The description of the baobab tree, usually a center of compound life and a representation of the community, implies that the tree itself has diminished, but raises the question of whether Soyinka's "growing perspectives" have merely reimagined the size of the tree, the importance of the tree, in relation to the world beyond it and beyond his childhood, or whether the baobab had been inflated in importance in his imagination, and the older Wole is now viewing it in its actual dimensions. The various physical objects, both natural and man-made, constitute a family, objects integral to Wole's childhood. They substitute, or supplement, his human family, but are objects that he can project his fantasies onto, objects that promote his daydreaming, rather than restricting it.
Soyinka uses his recollection of the name of the bell-house as a transition to the description of the church tower and those things that have not changed, suggesting the situation of education somewhere between Yoruba tradition and Christianity; though, clearly, the bell-house is kin to the church, an aspect of the church's power, not of the traditional culture, and the mutually perpetuating relationship between the two is clearer to the older Wole ("even the distance between the bell-house and the church tower has shrunk"). Yet the bell-house is one of those intimate objects that has changed with time, one that signaled Wole's entrance into the world of education and books. The church tower dominates the physical landscape--the trees (both English- and Yoruba-named) which have changed with time, and the cenotaph, a Yoruba monument to Okenla, a dead warrior, which has remained the same. However, Soyinka considers the cenotaph as part of St Peter's church, perhaps because of its physical resemblance to the tower, but more likely because of it's conspicuous solitude: "Only special buildings like the church or the cenotaph stood by themselves. Everything else joined in one continuous stream."(37) The natural objects within the landscape are unable to remain the same since most of these were personal aspects of Wole's youth, a youth which itself has "vanished".

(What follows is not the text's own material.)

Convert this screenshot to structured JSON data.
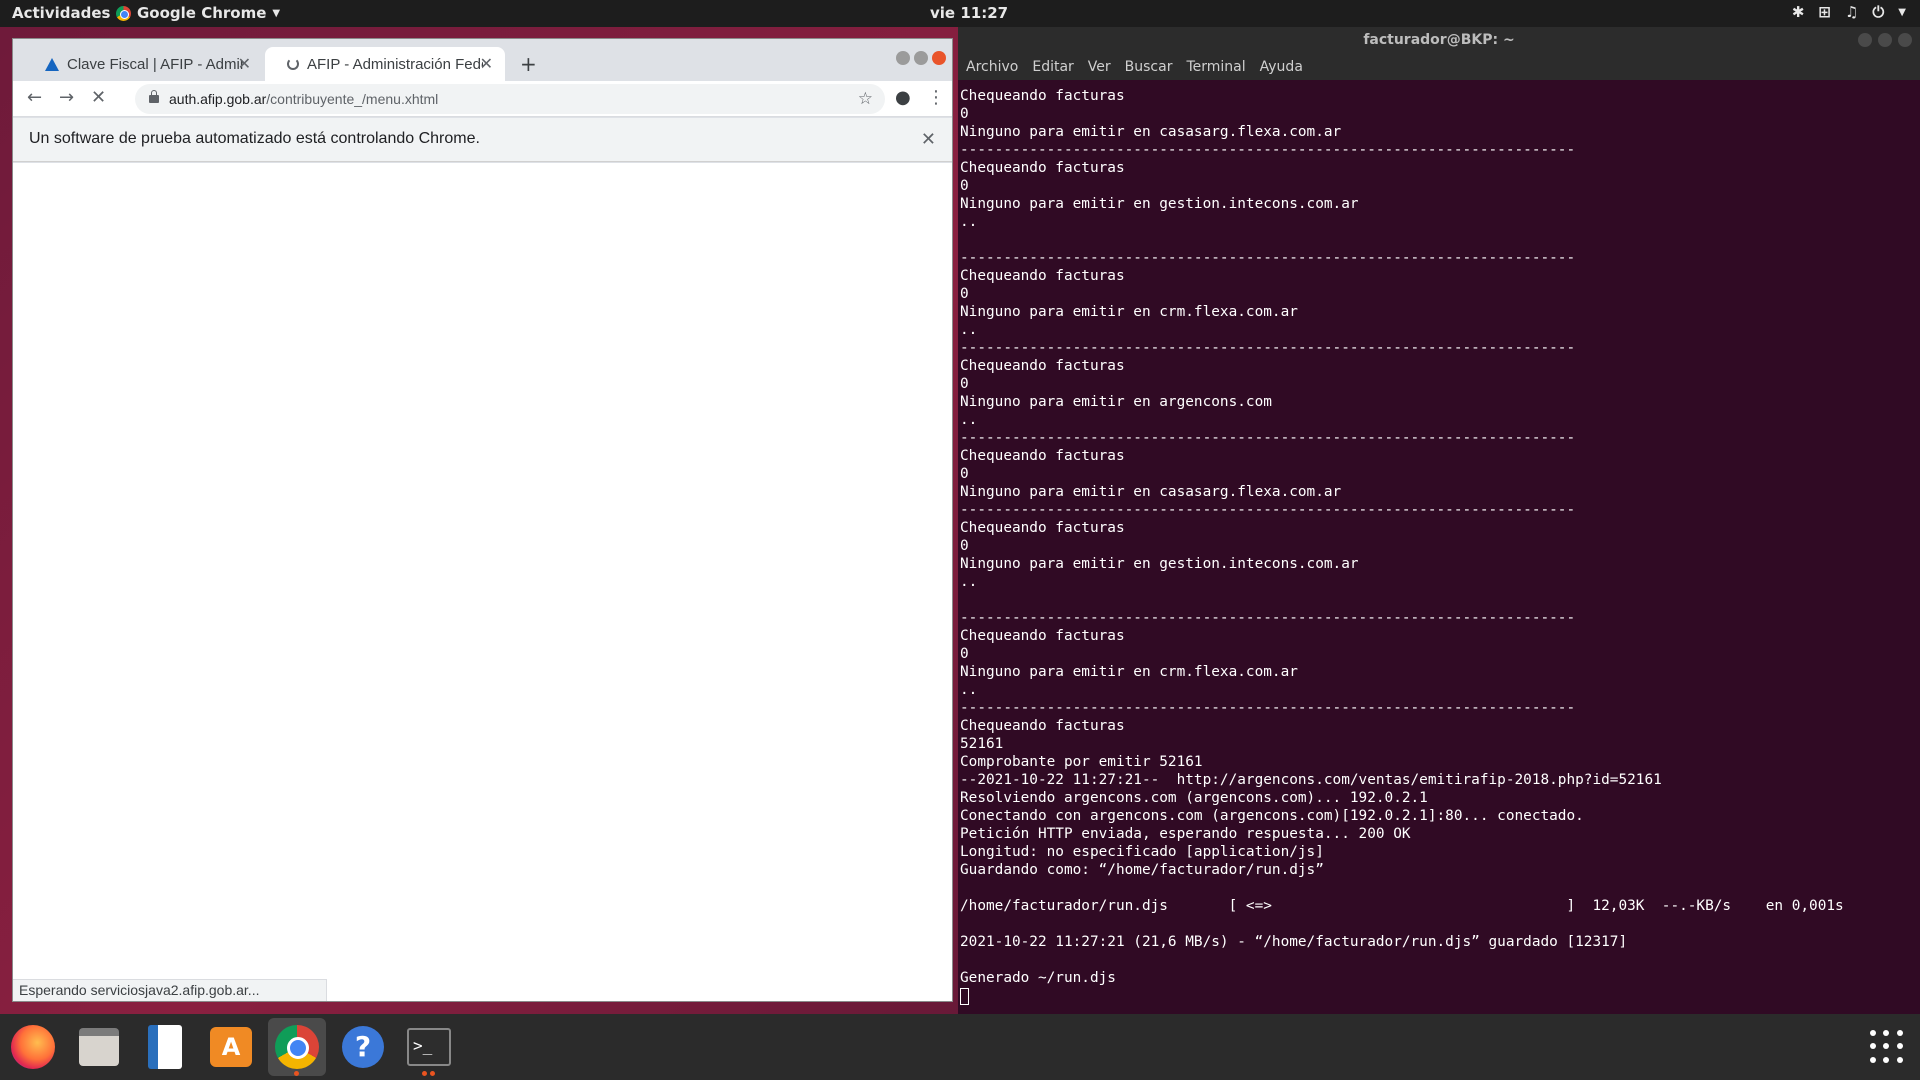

Soyinka describes the church tower as a white pillar of salt, a metaphor that connotes the biblical punishment for looking back at the spectacle of the destruction of Gomorrah, an iniquitous city of pagans. However, salt is also a valuable commodity in the community, one that supports the livelihood of the merchants--Colin McEvedy describes the ancient Sanhaja Berbers trading rock salt "for gold-dust on a pound-for-pound basis" (The Penguin Atlas of African History, 44). The phrase also joins the idea of authority and worth (the salt of the earth) with that of support, strength (pillar of the community), while "white" hints at colonialism and the church's role in colonization. Soyinka shifts back to the landscape when he delineates the progress of the road to Iberekodo, suggesting the journey away from the landmarks of his childhood. The church tower remains framed against the road, but the shacks also line the road, though they are dwarfed by comparison to the tower. The description of these homes as a hive connotes the organic nature of their construction, the kind of role that architectural design plays in the activities of the community, and competes with the singular, hierarchical image of the church tower. The chief's compound is "orderly" and broad, unlike the community of shacks. It remains separate from the community, the community itself separating the chief's stable from the church tower and grounds. There is a sense of the competition between the authority of Christian and traditional power in the juxtaposition of the church tower and the chief's stable, with the community caught between them. In the opening paragraph of the book, Soyinka describes the situation of the chief's compound as a "mystery" in its closeness to the geographical seat of God, Itoko. Finally, Soyinka mentions the twin markets of Ibarapa, which figure importantly later in Aké, but his inclusion of them among those things which haven't changed with time seem to contradict his pointed disgust with the general trend that traditional markets in Egbaland have taken (which he recounts in specific reference to Dayisi's Promenade).
Overall, Soyinka subtly describes the relationships between the customs and institutions of the community, the Yoruba government and Christianity by depicting the images of the physical landmarks associated with these various competing, yet conjoined, aspects of his culture. These landmarks act as referents in his autobiography, they situate Wole's perspective in time. They embody contradictions between Soyinka's past and present view of his life, but also manifest a certain power of physicality, of reality, stranded within the ambiguity between "growing perspectives" and a "vanished childhood".
Last Modified: 20 March, 2002